A three-day workshop on the Garo Hills Elephant Reserve Action Plan, that began here today, discussed the increasing man-animal conflict in Meghalaya's Garo hills.
- Published 24.02.16
Tura, Feb. 23: A three-day workshop on the Garo Hills Elephant Reserve Action Plan, that began here today, discussed the increasing man-animal conflict in Meghalaya's Garo hills.
South West Garo Hills deputy commissioner Ram Singh, said 124 cases of man-animal conflict were recorded in the district last year.
Singh urged the department concerned to sensitise the public on the issue.
A m#ember of the academic council, Wildlife Institute of India, Tony Marak, said there was a need to sensitise stakeholders to regulate and minimise the use of forestland for human habitation and agricultural use, especially in areas with elephant corridors.
On man-animal conflict mitigation measures, Marak said, "Human habitation and agriculture in forest areas should be regulated."
He added that unregulated human habitation and cultivation in forest areas had disturbed the ecology of Garo hills and led to the man-animal conflict.
Recalling his past experiences during his service in Meghalaya, he said, "Sightings of elephants were a daily affair.
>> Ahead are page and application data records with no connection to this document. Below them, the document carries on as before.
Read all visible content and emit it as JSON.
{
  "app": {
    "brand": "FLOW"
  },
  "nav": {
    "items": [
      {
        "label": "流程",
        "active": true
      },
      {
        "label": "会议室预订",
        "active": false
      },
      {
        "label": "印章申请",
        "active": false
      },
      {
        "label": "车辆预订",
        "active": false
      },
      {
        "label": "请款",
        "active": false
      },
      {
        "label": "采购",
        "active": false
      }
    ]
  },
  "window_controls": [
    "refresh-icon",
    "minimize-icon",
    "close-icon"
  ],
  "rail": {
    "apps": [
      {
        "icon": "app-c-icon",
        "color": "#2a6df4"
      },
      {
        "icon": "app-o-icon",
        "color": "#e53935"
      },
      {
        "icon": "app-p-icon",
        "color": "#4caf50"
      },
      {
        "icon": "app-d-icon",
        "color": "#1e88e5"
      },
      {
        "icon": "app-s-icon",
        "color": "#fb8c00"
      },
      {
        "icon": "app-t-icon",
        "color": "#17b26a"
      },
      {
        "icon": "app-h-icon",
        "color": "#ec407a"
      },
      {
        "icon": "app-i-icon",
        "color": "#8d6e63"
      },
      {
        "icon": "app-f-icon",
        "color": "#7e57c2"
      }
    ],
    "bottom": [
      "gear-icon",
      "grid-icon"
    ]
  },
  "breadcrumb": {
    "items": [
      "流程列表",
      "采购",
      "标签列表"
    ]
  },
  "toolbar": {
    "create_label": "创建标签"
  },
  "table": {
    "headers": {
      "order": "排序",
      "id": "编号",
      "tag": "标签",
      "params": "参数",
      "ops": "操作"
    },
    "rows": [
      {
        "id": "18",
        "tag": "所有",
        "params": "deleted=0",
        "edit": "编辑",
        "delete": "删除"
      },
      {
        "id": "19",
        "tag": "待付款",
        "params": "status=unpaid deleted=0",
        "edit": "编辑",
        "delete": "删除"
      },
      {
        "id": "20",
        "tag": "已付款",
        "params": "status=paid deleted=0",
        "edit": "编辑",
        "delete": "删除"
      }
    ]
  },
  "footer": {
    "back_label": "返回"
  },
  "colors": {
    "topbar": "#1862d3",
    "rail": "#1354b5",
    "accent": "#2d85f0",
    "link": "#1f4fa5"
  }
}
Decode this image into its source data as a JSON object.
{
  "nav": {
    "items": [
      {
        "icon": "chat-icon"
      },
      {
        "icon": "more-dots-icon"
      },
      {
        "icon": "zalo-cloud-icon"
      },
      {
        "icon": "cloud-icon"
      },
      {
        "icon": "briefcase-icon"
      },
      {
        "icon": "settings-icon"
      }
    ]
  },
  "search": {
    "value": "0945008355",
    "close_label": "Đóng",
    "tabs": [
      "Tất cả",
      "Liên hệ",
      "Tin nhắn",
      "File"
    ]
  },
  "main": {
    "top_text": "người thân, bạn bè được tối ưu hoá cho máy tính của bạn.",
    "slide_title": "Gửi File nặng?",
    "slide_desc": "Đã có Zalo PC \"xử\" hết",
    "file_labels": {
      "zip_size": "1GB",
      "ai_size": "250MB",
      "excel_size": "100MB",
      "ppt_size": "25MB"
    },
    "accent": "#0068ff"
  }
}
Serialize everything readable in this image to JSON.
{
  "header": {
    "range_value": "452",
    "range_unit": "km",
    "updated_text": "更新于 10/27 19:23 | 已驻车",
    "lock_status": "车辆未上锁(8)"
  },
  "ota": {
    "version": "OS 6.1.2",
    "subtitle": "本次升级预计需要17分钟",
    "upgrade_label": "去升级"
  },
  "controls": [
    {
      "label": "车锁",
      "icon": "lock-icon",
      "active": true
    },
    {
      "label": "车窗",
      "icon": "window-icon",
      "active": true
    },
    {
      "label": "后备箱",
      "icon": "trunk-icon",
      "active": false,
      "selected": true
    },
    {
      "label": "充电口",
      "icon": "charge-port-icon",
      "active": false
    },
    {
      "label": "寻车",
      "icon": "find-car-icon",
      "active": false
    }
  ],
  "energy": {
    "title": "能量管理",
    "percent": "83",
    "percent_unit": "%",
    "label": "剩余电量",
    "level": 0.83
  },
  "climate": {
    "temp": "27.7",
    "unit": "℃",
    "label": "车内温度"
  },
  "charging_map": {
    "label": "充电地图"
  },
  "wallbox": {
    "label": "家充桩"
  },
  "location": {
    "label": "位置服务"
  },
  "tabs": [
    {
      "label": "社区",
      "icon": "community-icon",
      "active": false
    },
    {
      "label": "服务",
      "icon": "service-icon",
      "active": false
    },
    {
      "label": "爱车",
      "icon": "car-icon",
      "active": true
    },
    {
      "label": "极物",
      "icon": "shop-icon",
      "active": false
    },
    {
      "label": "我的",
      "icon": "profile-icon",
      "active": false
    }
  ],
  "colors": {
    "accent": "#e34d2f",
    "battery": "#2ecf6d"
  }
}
They are hardly to be seen these days. The number of elephants in Garo hills has dwindled. There are reports of increasing man-animal conflict, which calls for a need to sensitise the people."
Marak called upon the stakeholders to co-operate and preserve the beautiful landscape and environment of the area, paving the way to create a conducive atmosphere for the preservation of elephants in Garo hills.
Among others who spoke at the workshop were C. Budnah, the principal chief conservator of forests and head of the forest force, Meghalaya, and Ron Chandler, the president and co-founder of the Conservation Initiative for Asian Elephants, US.
Wildlife experts and scientists of international repute presented their views during the technical session.
The workshop will also discuss and design a concrete action plan to save the elephants.
Officials and staff of the department, nokmas (village chiefs) of different villages and representatives of various bio-diversity management committees of Garo hills are also participating in this workshop.